When it rains it pours.
It was dry when I got out of the hotel this morning, that surprised me, the sight of the clouds on the horizon though did not. The weather forecast was right and just 17 miles into the ride it started to rain.
It was not bad to start with but by the time I got to Thame it was really torrential.
The second part of the Hauraki Trail was ok, in keeping with what you’d expect from a trainline trail it was straight and flat and the only things that were there to break the monotony were the occasional cattle grids and some 20 bridges of various sizes.
In addition I saw the coolest postbox I’ve ever seen.
After 90 minutes of farm animals along the trail, wet from tip to toe, I got to Thame. It was raining so heavily by now that I had no option but to stop for breakfast.
The bakery caffe was just at th entrance of the town and it looked like it had been put there just for me. I took my time as I knew I was in good time and I would have got to the campsite in the very early afternoon. Looking out of the door though I was not completely sure if I was going to cycle or swim there.
After a good 30 minutes it looked like the rain had stopped and I decided to make a move. I cycled some 5 miles before the rain started again, and this time it was really strong. The fact that the road was winding around the coast meant that there were points when the rain was being shot horizontally into my face by the wind. It actually was painful.
Luckily it did not last very long, another 5 miles and the first bits of blue sky were appearing at the horizon. It was some relief, but the non waterproof shoes were by now completely wet, but the good news was that the waterproof legs were already dry.
As the rain disappeared it become more fun to look at the scenery and the road proved to be really great. The carriageways were not tht wide but they were right on the edge of the sea with gentle inclinations that made the cycling not boring but not taxing either.
I stopped at a rest point where I took my top off and spread stuff to try to get them dry. I woman that was walking by stopped and started chatting with me and I ended up giving her my entire life history.
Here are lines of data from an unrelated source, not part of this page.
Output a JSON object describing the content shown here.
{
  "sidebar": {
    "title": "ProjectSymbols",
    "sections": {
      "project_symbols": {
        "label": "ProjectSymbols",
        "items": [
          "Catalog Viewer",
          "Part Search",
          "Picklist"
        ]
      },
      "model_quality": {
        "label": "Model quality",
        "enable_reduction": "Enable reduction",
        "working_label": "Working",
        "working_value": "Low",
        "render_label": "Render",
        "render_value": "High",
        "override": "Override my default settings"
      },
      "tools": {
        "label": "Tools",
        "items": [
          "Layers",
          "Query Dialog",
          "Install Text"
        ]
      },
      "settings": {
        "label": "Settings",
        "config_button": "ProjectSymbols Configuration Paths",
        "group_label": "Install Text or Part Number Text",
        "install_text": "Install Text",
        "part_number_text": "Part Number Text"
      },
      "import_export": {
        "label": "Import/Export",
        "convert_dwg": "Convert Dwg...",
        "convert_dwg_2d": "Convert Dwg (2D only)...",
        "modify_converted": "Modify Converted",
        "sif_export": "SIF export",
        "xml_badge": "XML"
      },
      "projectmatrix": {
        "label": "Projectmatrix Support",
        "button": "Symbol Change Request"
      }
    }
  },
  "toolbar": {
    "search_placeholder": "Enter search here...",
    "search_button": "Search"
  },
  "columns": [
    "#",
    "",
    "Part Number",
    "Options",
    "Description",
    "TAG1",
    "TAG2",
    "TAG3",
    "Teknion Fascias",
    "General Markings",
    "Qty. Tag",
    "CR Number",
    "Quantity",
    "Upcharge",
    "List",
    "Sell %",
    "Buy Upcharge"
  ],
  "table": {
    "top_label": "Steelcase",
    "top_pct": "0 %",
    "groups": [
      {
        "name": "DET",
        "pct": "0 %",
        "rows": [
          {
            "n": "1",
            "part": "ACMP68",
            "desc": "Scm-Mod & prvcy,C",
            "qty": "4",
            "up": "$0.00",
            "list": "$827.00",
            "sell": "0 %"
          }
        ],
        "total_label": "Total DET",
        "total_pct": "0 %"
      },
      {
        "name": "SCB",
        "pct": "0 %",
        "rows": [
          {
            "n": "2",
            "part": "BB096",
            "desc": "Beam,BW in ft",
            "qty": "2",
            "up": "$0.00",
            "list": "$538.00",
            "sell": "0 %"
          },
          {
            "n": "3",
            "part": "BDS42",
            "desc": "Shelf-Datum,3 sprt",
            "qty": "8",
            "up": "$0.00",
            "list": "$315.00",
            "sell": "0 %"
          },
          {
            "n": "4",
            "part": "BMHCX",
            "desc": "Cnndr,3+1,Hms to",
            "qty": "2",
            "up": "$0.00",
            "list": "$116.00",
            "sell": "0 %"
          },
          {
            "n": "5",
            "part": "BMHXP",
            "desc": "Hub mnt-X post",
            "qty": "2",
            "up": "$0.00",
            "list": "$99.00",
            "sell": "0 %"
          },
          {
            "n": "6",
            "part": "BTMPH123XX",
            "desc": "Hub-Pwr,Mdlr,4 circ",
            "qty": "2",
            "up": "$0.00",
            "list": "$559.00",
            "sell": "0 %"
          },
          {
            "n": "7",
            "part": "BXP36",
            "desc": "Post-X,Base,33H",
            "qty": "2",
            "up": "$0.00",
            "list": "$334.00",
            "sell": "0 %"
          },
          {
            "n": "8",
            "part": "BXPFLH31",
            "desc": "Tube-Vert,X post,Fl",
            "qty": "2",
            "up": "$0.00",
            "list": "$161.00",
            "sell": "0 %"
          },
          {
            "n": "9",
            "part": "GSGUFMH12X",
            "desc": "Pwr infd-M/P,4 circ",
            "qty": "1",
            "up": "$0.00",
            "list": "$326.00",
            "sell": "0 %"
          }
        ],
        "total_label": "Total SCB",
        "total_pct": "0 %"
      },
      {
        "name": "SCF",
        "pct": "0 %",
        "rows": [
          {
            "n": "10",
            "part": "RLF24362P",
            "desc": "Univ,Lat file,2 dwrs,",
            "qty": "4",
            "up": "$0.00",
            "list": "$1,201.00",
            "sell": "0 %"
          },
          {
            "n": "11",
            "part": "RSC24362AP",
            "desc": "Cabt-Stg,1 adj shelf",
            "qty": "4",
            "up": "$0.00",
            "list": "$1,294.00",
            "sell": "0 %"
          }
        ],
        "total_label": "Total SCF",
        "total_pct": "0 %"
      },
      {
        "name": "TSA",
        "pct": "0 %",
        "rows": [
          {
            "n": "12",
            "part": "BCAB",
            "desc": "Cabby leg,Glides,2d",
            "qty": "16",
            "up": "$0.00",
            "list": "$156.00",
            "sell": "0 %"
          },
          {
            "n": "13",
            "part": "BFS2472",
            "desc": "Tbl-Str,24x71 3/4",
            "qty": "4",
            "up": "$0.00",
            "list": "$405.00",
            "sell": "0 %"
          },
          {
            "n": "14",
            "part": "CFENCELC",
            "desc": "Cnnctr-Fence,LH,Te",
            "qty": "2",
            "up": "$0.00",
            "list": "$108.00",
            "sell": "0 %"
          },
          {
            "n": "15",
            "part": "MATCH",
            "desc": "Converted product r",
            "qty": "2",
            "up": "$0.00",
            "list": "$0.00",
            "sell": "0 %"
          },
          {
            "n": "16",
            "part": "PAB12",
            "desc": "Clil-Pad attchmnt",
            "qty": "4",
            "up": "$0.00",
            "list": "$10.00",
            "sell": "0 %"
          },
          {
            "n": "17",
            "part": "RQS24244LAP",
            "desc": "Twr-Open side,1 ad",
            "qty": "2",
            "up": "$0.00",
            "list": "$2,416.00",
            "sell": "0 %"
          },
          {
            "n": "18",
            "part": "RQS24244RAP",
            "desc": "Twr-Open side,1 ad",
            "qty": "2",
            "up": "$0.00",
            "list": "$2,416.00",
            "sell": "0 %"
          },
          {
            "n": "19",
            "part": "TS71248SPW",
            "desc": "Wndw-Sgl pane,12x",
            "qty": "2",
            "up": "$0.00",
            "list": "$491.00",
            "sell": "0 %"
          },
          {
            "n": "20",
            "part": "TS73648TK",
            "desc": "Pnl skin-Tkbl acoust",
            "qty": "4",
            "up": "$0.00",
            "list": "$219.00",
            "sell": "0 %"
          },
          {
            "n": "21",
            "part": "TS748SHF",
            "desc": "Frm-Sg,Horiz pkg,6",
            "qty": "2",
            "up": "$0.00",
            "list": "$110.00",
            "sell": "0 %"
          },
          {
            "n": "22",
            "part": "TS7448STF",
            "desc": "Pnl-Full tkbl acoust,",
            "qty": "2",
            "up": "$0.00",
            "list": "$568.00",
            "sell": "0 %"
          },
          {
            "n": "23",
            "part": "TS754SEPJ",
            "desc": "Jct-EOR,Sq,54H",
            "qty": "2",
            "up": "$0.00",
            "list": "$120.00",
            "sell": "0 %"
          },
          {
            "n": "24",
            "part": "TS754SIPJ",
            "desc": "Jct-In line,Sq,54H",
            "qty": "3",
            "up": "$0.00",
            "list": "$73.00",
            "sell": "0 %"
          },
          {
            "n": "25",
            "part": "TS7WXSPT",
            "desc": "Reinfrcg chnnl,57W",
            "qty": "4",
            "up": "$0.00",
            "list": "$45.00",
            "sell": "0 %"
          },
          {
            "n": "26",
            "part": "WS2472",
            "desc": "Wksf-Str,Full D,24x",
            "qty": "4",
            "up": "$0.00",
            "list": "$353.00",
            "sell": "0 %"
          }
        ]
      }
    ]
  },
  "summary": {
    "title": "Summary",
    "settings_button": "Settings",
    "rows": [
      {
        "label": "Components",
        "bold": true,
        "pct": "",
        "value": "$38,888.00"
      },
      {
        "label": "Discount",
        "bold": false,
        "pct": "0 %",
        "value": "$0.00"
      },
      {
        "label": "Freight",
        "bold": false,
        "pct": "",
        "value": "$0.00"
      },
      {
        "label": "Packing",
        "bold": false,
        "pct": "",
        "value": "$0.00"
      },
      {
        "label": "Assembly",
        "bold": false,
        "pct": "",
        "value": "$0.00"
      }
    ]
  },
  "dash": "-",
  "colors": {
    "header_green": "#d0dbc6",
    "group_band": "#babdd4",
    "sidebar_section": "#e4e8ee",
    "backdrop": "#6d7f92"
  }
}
She was very nice about it and sorry that I had already gone through Touranga otherwise there would have been a bed for me at their place.
Sometime I feel I am a mix between Forest Gump and the ancient mariner perpetually cycling around while telling my tale to all the people I meet.
The scenery continued being very nice and I kept going till mile 40 before there was any hint of serious ascent.
In the meantime most of my stuff was now dry apart from the damn shoes. I was thinking to get GoreTex ones some time ago but I am now glad I did not as I might get my clips back on the bike and therefore I will need bike shoes instead. I guess if worse comes to worse I will cycle in my flip flops for a day.
When the hill came it was most definitely steep. The good thing though was that the views from the top were great and on the othe side of the hill I wore the goPro on the helmet and hopefully got some good filming of the descent.
The first hill out of the way there was a little respite before the second and last one. This one was lower but steeper and offered at the top the mother of all views over Coromandel and its bay.
The other unexpected surprise on the bottom of the hill was the Coromandel Oyster Company. Having missed out twice on oysters, first in Bluff, by not going, second in Moeraki by them being finished, I was not going to get this opportunity slip. I got half a dozen, sprinkled a drop of tabasco in each and had a rather sublime lunch of bread and oysters.
The oyster outfit was only three miles from Coromandel town and it took me no time to get to the YHA hostel and campsite. The place is super and the grass is super bouncy so I’ll be very comfortable tonight.
I also met Patrik from Idaho who has just done the South island section of the Te Araroa hiking trail and is now cycling the north island, and Grahame from Alberta who started cycling at Bluff and is tomorrow taking the ferry to Auckland to go and cycle Northland to Cape Reinga. We sat in the communal lounge and chatted a bit about all the trials and rewards of cycle and walk touring, great to get the view of people from different places in the world on things. The real funny thing is that Patrick actually met and walked for a week with Jörg, you remember the guy I met in Invercargill? The world is a small place, New Zealand is even smaller.
I am currently exiled into the comunal lounge as the rain is back on, I run out to rescue the shoes and in the process got pretty wet but I did not manage to do any saving and they are back in the state they were when I got into the camp. Will review in the morning what to do with them.